Lovely post, the history behind namby pamby is great. Though whenever I hear or read the phrase now I have the tv commercial guy's voice stuck in my head. I forget what the product was but the premise of the commercial was an army drill sergeant as a therapist.

stacey said...

No, you are NO namby pamby... although I HAVE heard of that phrase and your post cracks me up!!!! totally following your blog now!
Thanks for dropping by my copost with Serendipity's Library! What a blast!

Rosemary Gemmell said...

Love that phrase, but I didn't know the origin of it, so thanks for that! I used to watch Andy Pandy and all the other Watch with Mother shows. Never knew that about his name but it makes perfect sense!

Writer Pat J said...

Aaaa.... I'd forgetten all about Andy Pandy! Talk about a blast from the past...

Theresa Milstein said...

I am pretty confident you are the ONLY person to use "namby pamby" for the A to Z Challenge. Did you consider nincompoop?

I like the poem too.

Kristy said...

I love quirky phrases like that. I also enjoy a good "neither here nor there," because it is just so full of bullshit. I also like "willy nilly," as in, "You can't just run around here all willy-nilly like!" I often shout that when I am doing my second grade lunch duty.
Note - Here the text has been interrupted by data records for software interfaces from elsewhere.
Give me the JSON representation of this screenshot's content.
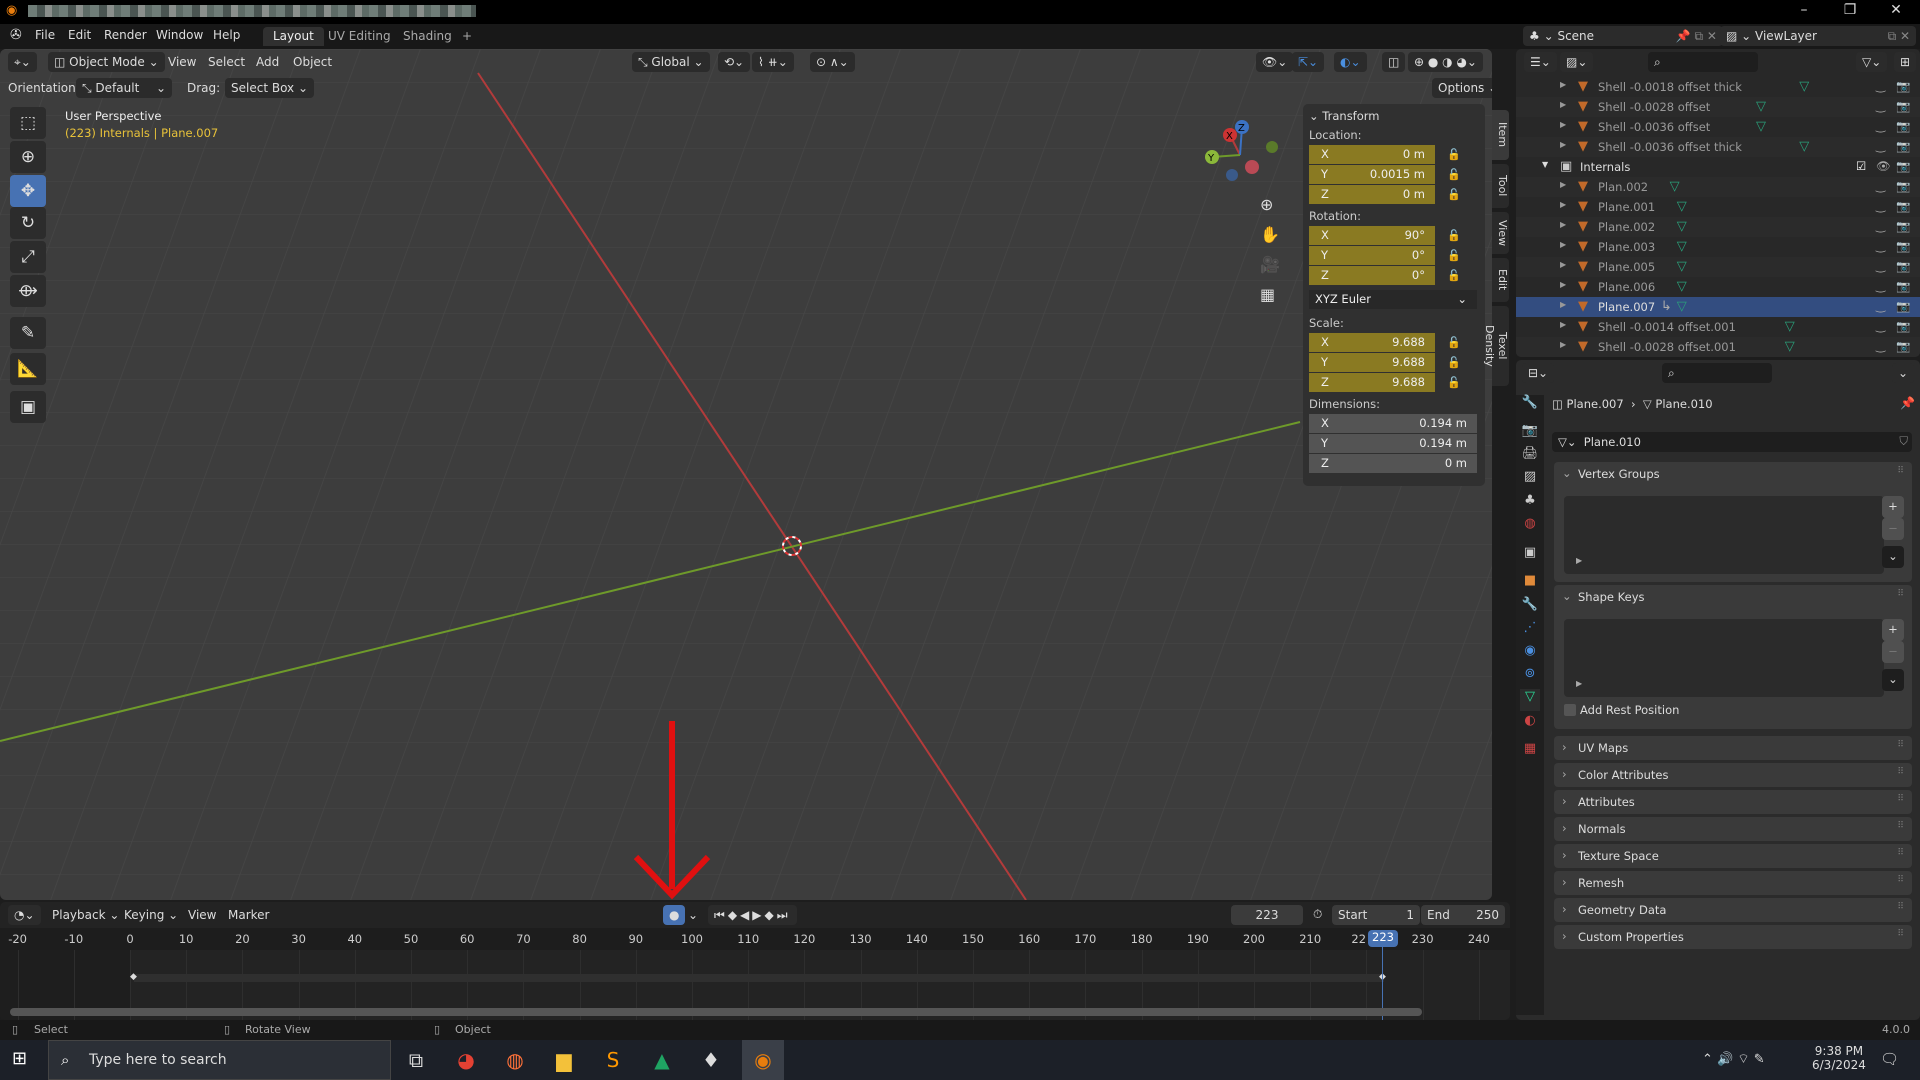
{
  "window": {
    "controls": [
      "minimize-icon",
      "restore-icon",
      "close-icon"
    ]
  },
  "topbar": {
    "menus": [
      "File",
      "Edit",
      "Render",
      "Window",
      "Help"
    ],
    "workspaces": [
      "Layout",
      "UV Editing",
      "Shading"
    ],
    "active_workspace": "Layout",
    "add_workspace": "+"
  },
  "viewport": {
    "mode": "Object Mode",
    "menus": [
      "View",
      "Select",
      "Add",
      "Object"
    ],
    "transform_orientation": "Global",
    "tool_settings": {
      "orientation_label": "Orientation:",
      "orientation": "Default",
      "drag_label": "Drag:",
      "drag": "Select Box",
      "options": "Options"
    },
    "overlay_title": "User Perspective",
    "overlay_subtitle": "(223) Internals | Plane.007",
    "gizmo": {
      "x": "X",
      "y": "Y",
      "z": "Z"
    },
    "tools": [
      "select-box-icon",
      "cursor-icon",
      "move-icon",
      "rotate-icon",
      "scale-icon",
      "transform-icon",
      "annotate-icon",
      "measure-icon",
      "add-cube-icon"
    ],
    "active_tool": "move-icon",
    "colors": {
      "x_axis": "#b23b3b",
      "y_axis": "#6e9a2a",
      "active_field": "#8a7a22",
      "selection": "#4772b3"
    }
  },
  "n_panel": {
    "title": "Transform",
    "location_label": "Location:",
    "location": [
      {
        "axis": "X",
        "value": "0 m"
      },
      {
        "axis": "Y",
        "value": "0.0015 m"
      },
      {
        "axis": "Z",
        "value": "0 m"
      }
    ],
    "rotation_label": "Rotation:",
    "rotation": [
      {
        "axis": "X",
        "value": "90°"
      },
      {
        "axis": "Y",
        "value": "0°"
      },
      {
        "axis": "Z",
        "value": "0°"
      }
    ],
    "rotation_mode": "XYZ Euler",
    "scale_label": "Scale:",
    "scale": [
      {
        "axis": "X",
        "value": "9.688"
      },
      {
        "axis": "Y",
        "value": "9.688"
      },
      {
        "axis": "Z",
        "value": "9.688"
      }
    ],
    "dimensions_label": "Dimensions:",
    "dimensions": [
      {
        "axis": "X",
        "value": "0.194 m"
      },
      {
        "axis": "Y",
        "value": "0.194 m"
      },
      {
        "axis": "Z",
        "value": "0 m"
      }
    ],
    "tabs": [
      "Item",
      "Tool",
      "View",
      "Edit",
      "Texel Density"
    ],
    "active_tab": "Item"
  },
  "header_right": {
    "scene": "Scene",
    "view_layer": "ViewLayer"
  },
  "outliner": {
    "rows": [
      {
        "name": "Shell -0.0018 offset thick",
        "indent": 1
      },
      {
        "name": "Shell -0.0028 offset",
        "indent": 1
      },
      {
        "name": "Shell -0.0036 offset",
        "indent": 1
      },
      {
        "name": "Shell -0.0036 offset thick",
        "indent": 1
      },
      {
        "name": "Internals",
        "indent": 0,
        "collection": true
      },
      {
        "name": "Plan.002",
        "indent": 1
      },
      {
        "name": "Plane.001",
        "indent": 1
      },
      {
        "name": "Plane.002",
        "indent": 1
      },
      {
        "name": "Plane.003",
        "indent": 1
      },
      {
        "name": "Plane.005",
        "indent": 1
      },
      {
        "name": "Plane.006",
        "indent": 1
      },
      {
        "name": "Plane.007",
        "indent": 1,
        "selected": true
      },
      {
        "name": "Shell -0.0014 offset.001",
        "indent": 1
      },
      {
        "name": "Shell -0.0028 offset.001",
        "indent": 1
      }
    ]
  },
  "properties": {
    "object": "Plane.007",
    "data": "Plane.010",
    "mesh_name": "Plane.010",
    "vertex_groups": "Vertex Groups",
    "shape_keys": "Shape Keys",
    "add_rest_position": "Add Rest Position",
    "panels": [
      "UV Maps",
      "Color Attributes",
      "Attributes",
      "Normals",
      "Texture Space",
      "Remesh",
      "Geometry Data",
      "Custom Properties"
    ],
    "tabs": [
      "tool-icon",
      "render-icon",
      "output-icon",
      "view-layer-icon",
      "scene-icon",
      "world-icon",
      "collection-icon",
      "object-icon",
      "modifier-icon",
      "particles-icon",
      "physics-icon",
      "constraints-icon",
      "mesh-data-icon",
      "material-icon",
      "texture-icon"
    ],
    "active_tab": "mesh-data-icon"
  },
  "timeline": {
    "menus": [
      "Playback",
      "Keying",
      "View",
      "Marker"
    ],
    "current_frame": "223",
    "start_label": "Start",
    "start": "1",
    "end_label": "End",
    "end": "250",
    "ticks": [
      "-20",
      "-10",
      "0",
      "10",
      "20",
      "30",
      "40",
      "50",
      "60",
      "70",
      "80",
      "90",
      "100",
      "110",
      "120",
      "130",
      "140",
      "150",
      "160",
      "170",
      "180",
      "190",
      "200",
      "210",
      "220",
      "230",
      "240"
    ]
  },
  "status": {
    "items": [
      "Select",
      "Rotate View",
      "Object"
    ],
    "version": "4.0.0"
  },
  "taskbar": {
    "search_placeholder": "Type here to search",
    "time": "9:38 PM",
    "date": "6/3/2024",
    "apps": [
      "task-view-icon",
      "chrome-icon",
      "firefox-icon",
      "file-explorer-icon",
      "sublime-text-icon",
      "google-drive-icon",
      "inkscape-icon",
      "blender-icon"
    ]
  }
}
Langley said...

I love the word(s) namby-pamby but did not know about the origins. Super N choice!

I’m A-Z Blogging on Langley Writes about Writing and Langley’s Rich and Random Life

Julia Smith said...

Love that shot of the toys! And great choice for N.

Melissa Sarno said...

Thank you so much for teaching me about namby- pamby. I am definitely going to use that word. Love it!

Lynda R Young said...

Yep I was familiar with the phrase but it's been a long time since I've heard it. Cool to learn about its origins.